**What the exercise asks**
Search the listing below for the string "Tickets" and copy every line where it occurs.

:::::

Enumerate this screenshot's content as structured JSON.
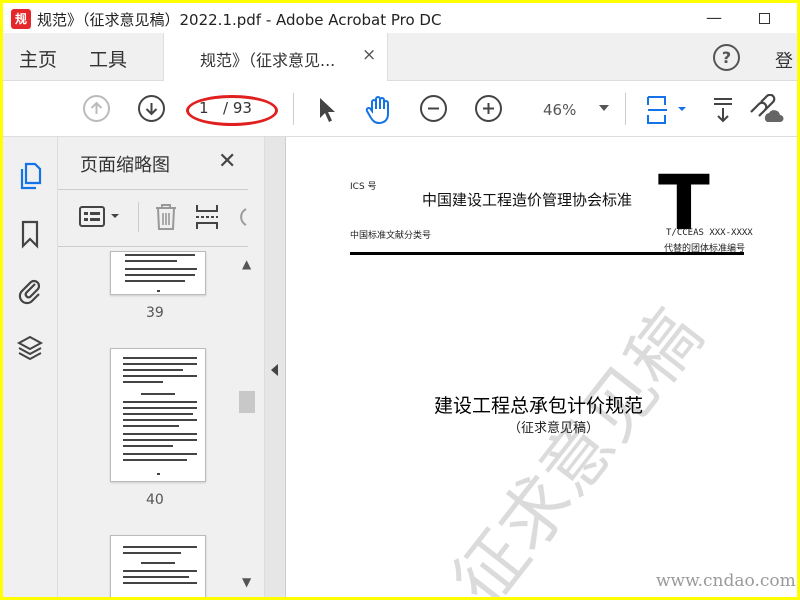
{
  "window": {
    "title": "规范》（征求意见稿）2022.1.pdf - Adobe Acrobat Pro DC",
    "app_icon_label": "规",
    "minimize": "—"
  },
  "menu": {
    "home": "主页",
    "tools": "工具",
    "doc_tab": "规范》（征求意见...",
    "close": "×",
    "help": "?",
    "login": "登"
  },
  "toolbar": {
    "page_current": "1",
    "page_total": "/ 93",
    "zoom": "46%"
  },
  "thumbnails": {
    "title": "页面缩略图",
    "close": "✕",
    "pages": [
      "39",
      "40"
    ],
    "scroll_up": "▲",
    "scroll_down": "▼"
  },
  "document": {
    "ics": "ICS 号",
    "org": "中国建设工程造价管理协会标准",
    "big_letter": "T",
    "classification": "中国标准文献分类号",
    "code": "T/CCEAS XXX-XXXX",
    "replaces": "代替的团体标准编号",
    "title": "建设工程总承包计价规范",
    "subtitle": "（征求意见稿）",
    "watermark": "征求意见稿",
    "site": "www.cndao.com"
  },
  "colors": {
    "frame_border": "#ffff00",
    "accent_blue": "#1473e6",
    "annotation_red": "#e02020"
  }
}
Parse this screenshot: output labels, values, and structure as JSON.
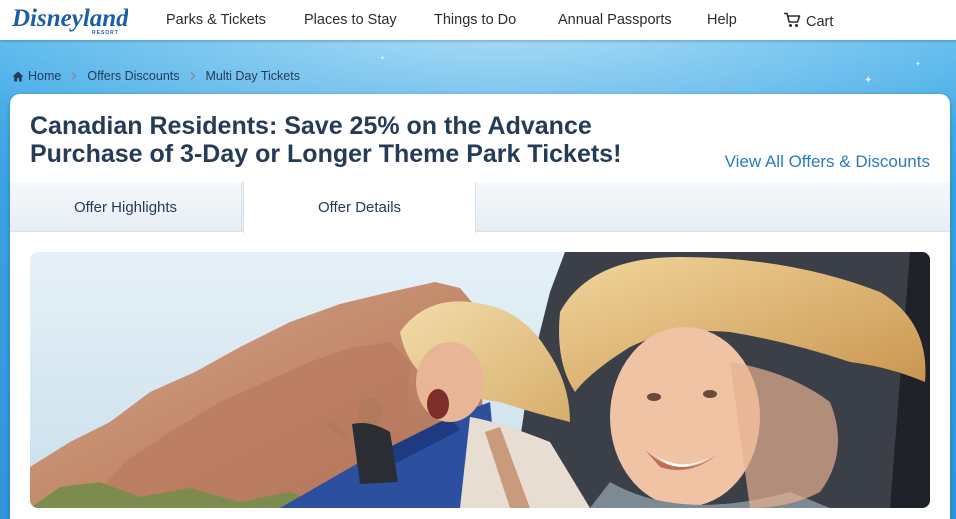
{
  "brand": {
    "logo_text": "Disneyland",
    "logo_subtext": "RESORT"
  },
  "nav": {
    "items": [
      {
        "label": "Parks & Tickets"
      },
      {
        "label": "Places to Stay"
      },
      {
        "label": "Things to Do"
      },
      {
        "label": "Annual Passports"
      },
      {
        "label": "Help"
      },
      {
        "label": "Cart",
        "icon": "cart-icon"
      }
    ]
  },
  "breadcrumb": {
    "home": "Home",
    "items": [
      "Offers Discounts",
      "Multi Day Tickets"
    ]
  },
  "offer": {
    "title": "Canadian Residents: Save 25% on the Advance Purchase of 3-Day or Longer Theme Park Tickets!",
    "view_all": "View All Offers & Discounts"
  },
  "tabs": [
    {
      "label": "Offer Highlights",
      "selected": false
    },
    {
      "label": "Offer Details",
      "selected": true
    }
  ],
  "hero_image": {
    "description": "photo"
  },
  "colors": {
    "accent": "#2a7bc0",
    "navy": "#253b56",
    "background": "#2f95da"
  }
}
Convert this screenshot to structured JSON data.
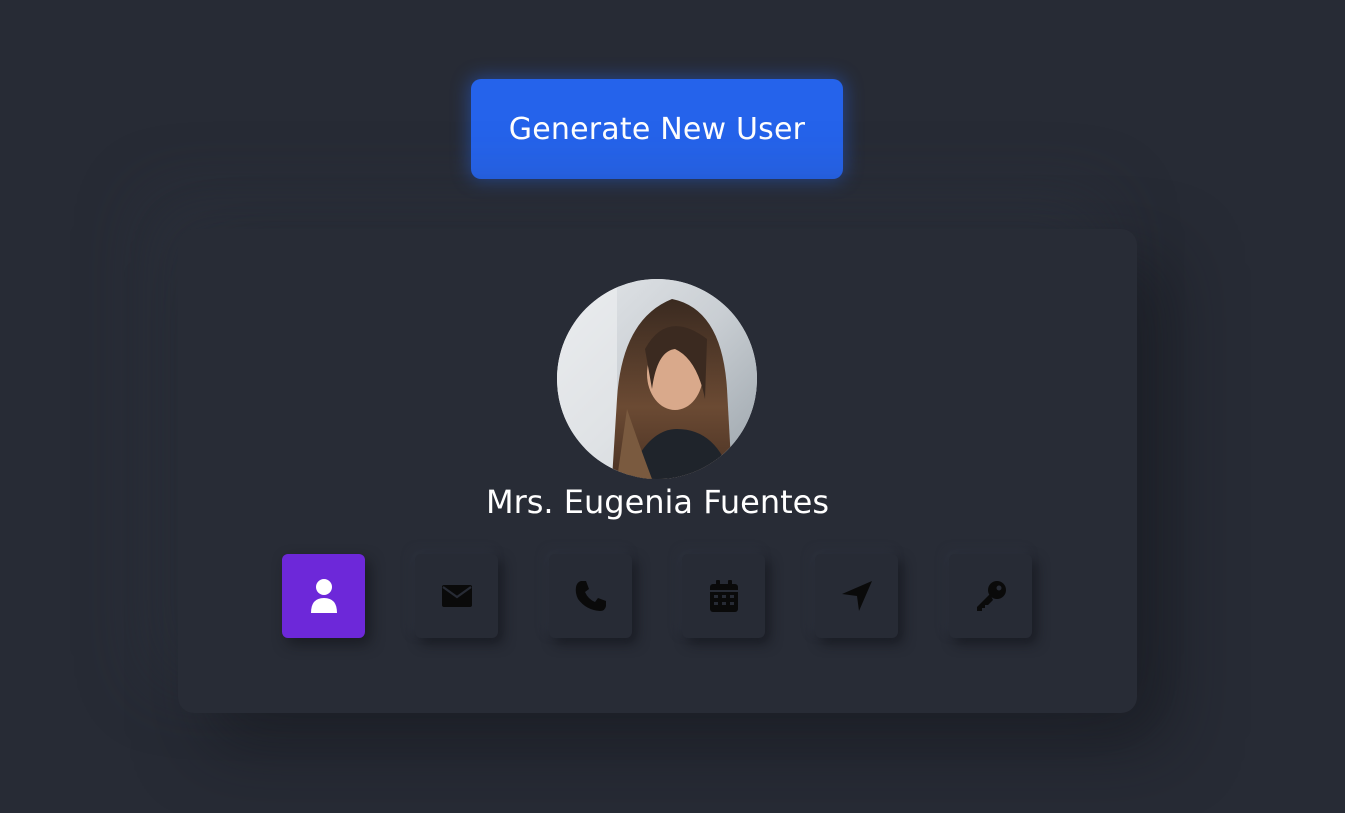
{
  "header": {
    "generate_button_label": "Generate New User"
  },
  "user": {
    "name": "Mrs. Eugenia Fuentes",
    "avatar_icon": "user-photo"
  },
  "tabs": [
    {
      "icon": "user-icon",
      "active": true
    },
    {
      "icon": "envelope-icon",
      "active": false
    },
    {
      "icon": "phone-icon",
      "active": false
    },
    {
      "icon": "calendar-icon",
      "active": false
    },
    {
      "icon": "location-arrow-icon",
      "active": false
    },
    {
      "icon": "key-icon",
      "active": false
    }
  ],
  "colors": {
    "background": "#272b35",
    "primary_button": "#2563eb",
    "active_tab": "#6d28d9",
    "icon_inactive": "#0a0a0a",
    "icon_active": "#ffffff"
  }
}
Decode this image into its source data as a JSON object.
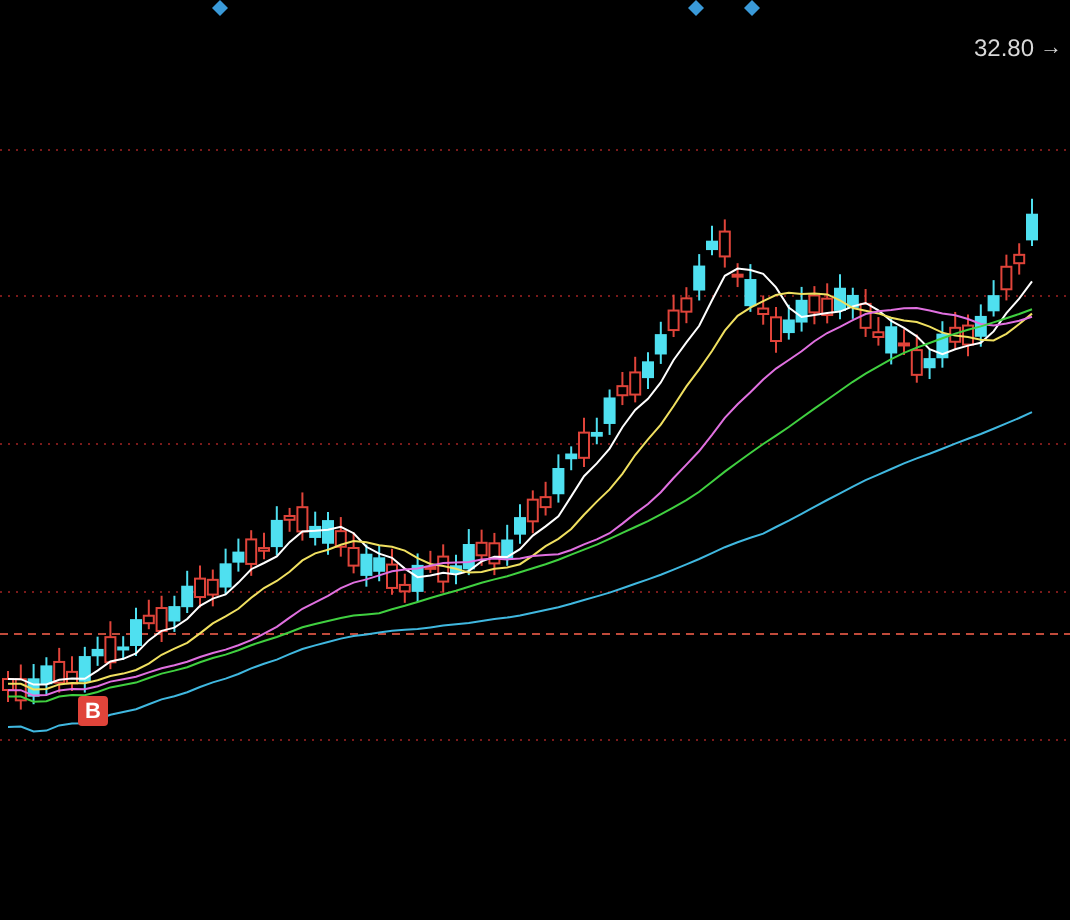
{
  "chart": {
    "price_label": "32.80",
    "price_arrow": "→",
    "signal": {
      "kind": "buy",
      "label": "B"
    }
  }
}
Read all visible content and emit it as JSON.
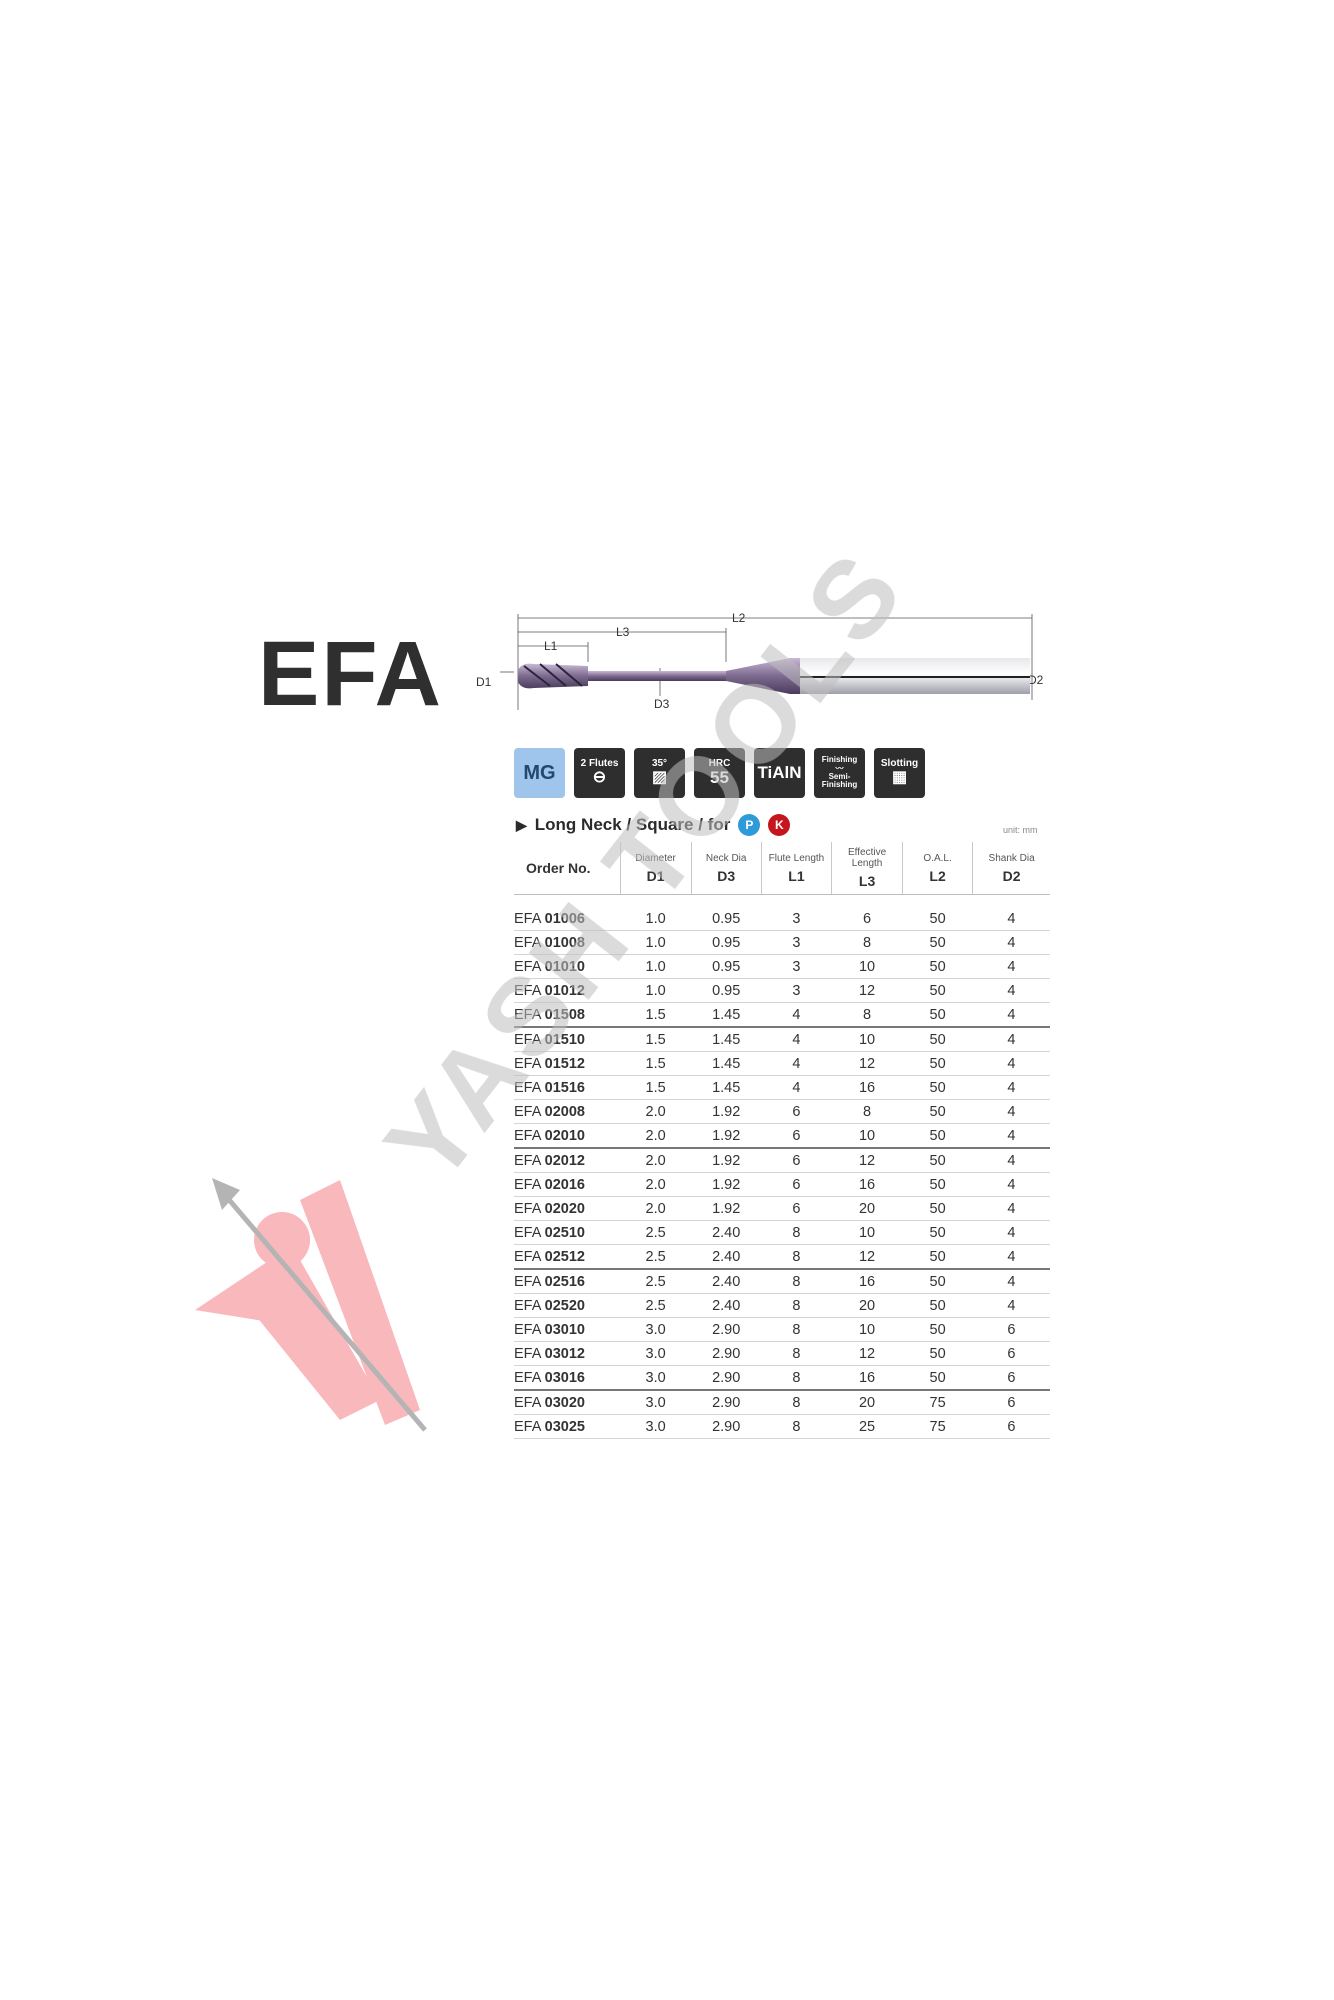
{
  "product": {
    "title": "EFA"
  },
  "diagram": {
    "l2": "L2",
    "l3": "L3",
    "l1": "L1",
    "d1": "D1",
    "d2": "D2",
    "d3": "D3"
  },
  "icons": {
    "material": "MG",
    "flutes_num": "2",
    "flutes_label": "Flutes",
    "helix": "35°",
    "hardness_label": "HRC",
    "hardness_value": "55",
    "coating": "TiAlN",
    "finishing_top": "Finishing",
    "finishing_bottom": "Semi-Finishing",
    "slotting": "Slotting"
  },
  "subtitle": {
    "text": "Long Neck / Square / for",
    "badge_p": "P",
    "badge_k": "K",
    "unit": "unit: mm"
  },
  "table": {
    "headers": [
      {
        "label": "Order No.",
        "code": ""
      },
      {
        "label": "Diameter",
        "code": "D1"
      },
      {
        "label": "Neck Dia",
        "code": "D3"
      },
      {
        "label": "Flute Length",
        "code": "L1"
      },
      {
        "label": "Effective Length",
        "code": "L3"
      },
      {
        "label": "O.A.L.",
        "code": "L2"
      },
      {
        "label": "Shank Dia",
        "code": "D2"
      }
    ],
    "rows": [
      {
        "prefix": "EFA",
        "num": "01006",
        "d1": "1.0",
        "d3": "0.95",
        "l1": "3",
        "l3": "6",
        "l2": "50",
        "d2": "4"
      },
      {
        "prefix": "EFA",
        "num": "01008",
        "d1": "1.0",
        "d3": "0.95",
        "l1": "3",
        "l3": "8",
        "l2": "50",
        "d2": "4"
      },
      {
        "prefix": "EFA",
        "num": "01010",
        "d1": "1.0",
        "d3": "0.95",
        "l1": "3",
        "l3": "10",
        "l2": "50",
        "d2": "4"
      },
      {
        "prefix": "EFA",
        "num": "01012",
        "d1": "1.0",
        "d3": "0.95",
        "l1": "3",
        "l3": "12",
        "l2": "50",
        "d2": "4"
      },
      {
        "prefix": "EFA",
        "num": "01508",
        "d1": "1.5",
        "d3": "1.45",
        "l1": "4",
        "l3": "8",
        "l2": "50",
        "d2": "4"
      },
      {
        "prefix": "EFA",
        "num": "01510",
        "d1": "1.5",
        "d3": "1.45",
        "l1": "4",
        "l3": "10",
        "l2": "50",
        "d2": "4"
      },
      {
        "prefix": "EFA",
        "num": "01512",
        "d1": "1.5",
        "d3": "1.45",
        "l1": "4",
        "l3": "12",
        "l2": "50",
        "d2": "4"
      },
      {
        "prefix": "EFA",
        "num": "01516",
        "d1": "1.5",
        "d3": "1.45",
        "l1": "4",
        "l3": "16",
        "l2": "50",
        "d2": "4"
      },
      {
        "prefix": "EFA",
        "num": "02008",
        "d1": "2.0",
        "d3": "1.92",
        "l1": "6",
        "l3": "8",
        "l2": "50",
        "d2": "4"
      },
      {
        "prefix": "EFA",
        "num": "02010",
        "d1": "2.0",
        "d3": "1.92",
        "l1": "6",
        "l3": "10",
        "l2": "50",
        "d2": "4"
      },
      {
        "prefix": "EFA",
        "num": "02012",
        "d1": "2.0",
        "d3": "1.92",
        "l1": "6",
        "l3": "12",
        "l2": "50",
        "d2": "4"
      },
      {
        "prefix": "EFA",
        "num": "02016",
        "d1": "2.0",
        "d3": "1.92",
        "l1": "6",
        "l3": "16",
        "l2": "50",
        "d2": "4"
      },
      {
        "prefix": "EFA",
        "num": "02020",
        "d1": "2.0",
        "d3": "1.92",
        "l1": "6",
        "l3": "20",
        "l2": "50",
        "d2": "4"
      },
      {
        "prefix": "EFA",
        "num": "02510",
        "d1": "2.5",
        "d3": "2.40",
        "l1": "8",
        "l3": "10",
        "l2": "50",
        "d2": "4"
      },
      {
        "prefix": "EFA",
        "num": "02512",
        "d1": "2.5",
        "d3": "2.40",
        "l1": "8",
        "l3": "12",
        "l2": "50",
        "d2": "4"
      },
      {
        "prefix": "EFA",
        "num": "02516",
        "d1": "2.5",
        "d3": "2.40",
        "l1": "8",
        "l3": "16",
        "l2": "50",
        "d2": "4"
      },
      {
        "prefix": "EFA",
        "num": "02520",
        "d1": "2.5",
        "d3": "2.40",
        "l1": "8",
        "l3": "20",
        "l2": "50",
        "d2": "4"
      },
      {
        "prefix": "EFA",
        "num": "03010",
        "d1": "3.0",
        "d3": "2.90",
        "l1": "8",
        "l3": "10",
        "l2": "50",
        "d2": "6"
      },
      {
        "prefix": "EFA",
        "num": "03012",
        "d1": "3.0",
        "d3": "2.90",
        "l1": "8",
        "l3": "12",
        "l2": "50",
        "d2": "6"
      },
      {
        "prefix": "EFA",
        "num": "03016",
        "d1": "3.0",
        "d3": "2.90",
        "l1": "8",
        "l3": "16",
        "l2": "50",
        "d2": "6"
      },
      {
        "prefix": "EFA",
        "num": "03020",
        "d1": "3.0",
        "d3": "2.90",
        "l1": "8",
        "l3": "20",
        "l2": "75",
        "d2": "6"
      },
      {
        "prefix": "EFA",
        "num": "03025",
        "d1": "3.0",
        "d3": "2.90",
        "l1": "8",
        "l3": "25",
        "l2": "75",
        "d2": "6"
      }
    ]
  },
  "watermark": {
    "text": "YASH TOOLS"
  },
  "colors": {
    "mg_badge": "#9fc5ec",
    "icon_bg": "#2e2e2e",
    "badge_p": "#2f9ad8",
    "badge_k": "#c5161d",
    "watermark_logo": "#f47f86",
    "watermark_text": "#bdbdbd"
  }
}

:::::

**Written answer**
        "label": "Parks & Tickets"
      "Multi Day Tickets"
    "title": "Canadian Residents: Save 25% on the Advance Purchase of 3-Day or Longer Theme Park Tickets!",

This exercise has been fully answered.